Dr. Fuller opened the presentation with the statement that, in his view, we are at an important inflection point in time, offering the semiconductor and EDA industries the potential to make a real difference and deliver unique value to customers. This could provide the spark to allow the industry to break out of the +/- 3% growth rates in semiconductors and lead to the creation of new products and EDA tool flows.

A brief recap of the past characterized the last two waves along the axes of computing, networking and applications, leading to the picture in this post below showing some key devices and their reach as “installed base” over time.

The first wave was characterized by centralized computing combined with centralized data and signal processing, lasting really from the 1960s to the 1990s. On the networking side it used circuits switching, and, yep, there it was, on the screen, my old acoustic coupler with which I connected my Commodore 64. Those were the days! Applications were written using programming languages like Cobol and Fortran.

The second wave, from the 1990s to the last decade leading up to 2010, was characterized by personal computing, combined with the invention of packet switching networks and personal productivity apps like Visicalc, combined with Web access.

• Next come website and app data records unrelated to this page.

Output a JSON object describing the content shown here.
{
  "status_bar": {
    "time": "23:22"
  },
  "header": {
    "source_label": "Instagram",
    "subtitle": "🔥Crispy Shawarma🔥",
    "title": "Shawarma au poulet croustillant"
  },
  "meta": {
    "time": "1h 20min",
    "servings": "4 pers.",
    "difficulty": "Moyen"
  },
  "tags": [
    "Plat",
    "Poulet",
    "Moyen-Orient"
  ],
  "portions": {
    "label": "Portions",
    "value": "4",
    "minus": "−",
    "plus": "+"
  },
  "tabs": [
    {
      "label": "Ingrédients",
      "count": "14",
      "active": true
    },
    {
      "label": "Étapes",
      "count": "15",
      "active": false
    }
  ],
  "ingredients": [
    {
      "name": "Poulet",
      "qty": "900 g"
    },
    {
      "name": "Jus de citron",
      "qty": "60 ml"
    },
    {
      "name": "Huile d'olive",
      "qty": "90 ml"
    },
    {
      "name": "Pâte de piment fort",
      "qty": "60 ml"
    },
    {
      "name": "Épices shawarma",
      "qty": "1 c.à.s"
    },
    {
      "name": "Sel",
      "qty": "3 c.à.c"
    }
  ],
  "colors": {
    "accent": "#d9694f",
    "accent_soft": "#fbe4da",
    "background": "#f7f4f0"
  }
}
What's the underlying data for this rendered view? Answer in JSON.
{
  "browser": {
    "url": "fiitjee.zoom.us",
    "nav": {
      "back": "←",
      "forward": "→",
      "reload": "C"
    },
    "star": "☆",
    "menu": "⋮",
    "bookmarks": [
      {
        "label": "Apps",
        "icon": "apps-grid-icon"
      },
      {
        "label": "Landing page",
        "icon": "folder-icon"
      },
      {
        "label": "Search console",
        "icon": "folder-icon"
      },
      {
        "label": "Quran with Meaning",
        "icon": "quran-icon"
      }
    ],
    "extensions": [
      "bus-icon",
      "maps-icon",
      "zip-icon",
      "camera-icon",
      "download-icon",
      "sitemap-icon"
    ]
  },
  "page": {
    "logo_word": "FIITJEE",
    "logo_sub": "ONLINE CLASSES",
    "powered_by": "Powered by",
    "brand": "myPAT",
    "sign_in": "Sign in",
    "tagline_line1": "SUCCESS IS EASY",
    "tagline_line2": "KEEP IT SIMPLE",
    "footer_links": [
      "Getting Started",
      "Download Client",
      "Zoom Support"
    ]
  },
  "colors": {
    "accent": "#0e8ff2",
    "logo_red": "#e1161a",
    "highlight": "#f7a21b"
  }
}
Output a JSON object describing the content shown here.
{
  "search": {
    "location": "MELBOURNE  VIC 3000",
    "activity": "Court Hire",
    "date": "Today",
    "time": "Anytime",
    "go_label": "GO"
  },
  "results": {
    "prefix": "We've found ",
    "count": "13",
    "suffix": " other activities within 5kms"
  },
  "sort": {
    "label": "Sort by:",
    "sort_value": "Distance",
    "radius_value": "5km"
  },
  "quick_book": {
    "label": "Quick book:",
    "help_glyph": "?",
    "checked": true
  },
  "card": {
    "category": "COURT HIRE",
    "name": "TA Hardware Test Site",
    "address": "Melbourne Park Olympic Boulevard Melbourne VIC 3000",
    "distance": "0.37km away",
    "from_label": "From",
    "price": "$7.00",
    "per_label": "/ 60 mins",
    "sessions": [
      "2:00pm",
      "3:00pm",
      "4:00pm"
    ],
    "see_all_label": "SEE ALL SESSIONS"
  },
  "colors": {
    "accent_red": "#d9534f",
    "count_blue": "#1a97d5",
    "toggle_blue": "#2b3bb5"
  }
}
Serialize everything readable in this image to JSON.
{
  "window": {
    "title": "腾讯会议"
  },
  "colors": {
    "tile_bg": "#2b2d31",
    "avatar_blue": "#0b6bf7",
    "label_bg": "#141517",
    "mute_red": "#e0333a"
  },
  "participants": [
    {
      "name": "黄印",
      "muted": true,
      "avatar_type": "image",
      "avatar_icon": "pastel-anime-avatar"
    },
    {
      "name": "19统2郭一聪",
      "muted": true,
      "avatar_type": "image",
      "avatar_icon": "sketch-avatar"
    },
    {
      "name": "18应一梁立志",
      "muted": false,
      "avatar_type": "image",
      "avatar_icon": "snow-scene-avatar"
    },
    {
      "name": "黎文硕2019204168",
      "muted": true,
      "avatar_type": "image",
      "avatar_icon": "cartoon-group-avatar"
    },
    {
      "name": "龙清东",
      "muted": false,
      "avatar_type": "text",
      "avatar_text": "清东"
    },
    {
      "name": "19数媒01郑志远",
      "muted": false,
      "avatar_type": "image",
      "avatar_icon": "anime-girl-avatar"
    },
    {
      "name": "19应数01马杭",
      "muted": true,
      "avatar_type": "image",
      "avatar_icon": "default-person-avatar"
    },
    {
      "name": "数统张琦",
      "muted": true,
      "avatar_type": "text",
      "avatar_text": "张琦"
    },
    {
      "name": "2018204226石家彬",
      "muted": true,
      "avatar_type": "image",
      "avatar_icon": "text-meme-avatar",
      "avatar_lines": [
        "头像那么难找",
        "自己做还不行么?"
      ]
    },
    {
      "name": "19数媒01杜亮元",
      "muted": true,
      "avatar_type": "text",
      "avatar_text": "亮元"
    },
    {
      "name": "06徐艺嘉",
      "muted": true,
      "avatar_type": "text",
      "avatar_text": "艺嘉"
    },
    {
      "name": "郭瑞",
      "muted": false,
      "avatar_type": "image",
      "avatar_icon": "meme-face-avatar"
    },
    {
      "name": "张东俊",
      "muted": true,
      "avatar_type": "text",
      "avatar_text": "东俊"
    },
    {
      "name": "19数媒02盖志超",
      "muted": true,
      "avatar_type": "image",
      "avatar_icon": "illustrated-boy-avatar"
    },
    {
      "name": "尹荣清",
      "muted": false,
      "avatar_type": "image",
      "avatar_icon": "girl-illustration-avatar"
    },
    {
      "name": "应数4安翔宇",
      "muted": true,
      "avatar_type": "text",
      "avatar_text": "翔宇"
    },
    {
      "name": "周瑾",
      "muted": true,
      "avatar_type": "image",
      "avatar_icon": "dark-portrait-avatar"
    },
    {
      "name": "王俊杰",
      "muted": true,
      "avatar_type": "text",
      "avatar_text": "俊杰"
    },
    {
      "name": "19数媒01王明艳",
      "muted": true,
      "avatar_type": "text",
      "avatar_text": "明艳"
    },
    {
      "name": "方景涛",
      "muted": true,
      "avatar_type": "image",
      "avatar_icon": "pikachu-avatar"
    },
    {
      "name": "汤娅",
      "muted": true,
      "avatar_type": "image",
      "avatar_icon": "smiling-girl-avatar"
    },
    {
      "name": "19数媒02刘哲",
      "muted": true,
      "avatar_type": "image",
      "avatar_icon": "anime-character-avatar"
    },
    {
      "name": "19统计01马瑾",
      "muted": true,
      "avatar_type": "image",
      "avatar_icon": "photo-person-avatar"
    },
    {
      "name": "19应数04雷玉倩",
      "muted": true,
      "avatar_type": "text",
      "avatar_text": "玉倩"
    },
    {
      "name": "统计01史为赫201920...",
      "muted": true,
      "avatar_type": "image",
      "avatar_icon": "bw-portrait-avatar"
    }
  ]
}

In the third wave, the one upon which we will embark, computing becomes focused on pervasive sensing, creating massive data. Wireless networks become ubiquitous, enabling data to be shuffled in from every point, enabling “big data” analytics.


Dr. Fuller then proceeded to outline four critical enablers for the industry to ride the third exponential wave – low power, security, multi-die products, and embedded analytics.

Low power is a pervasive issue from the edge-node devices that may be remote from power sources, may have limited ability for battery replacement, or may even rely on energy harvesting through the networks transmitting the data to the servers in the cloud that today already consume 2% of energy in the US. The big data analytics we are looking at going forward will require 10X to 100X of today’s compute power, but can hardly consume 20% or more than 100% of energy in the US. Key focal areas for low power will be edge devices designed in the microwatt age with sub-threshold circuits, aggressive power and clock gating or even asynchronous circuitry, network protocols that reduce power consumption with low duty cycles, ultra-low standby and efficient packets, as well as radical reductions of the required joules per computation.

Security is equally pervasive across all areas of the Internet of Things. Dr. Fuller pointed out that encrypted communication for a secure network will be necessary but not sufficient. The combination of sensor and actuator network and the cloud need to be secure, and just like there are certification processes today for robustness, there will likely be certification processes for security. This confirmed some of my previous thoughts, as I discussed in “Are Value and Security Needs Misaligned in the IoT?” and “IoT – Is Security Impeding Development of the IoT?”, as well as in “Securing the Internet of Things”.

Multi-die products are one area in which Dr. Fuller pointed to the need for new EDA tools and flows. Digital signal processing, analog processing, multi-voltage power management blocks, and MEMs transducers will have to be combined into single packaged semiconductor products to enable minimized interconnect parasitics and size, delivering a full solution to customers.

The fourth critical driver, embedded analytics, is based on the realization that the analytics itself will also be distributed across the different areas of the IoT. Local, embedded processing analytics will be required at the edge nodes because of low latency requirements, local optimizations, and safety. Mid-level cloud and server processing and analytics will enable sensor fusion, machine-to-machine communication, and site optimizations. Finally, enterprise cloud processing and analytics will be required for supply chain optimizations, and will allow detection of and adjustments to shifts in markets and the environment.

Lots of challenges lie ahead for the semiconductor and EDA industries to sink their teeth into, and as I had previously outlined in “Internet of Things (IoT) and EDA” and “The Importance of Ecosystems in the Internet of Things Era”, quite a lot of innovation will be required across several types of ecosystems. This will keep us busy for years to come, which is good news for my daughters school …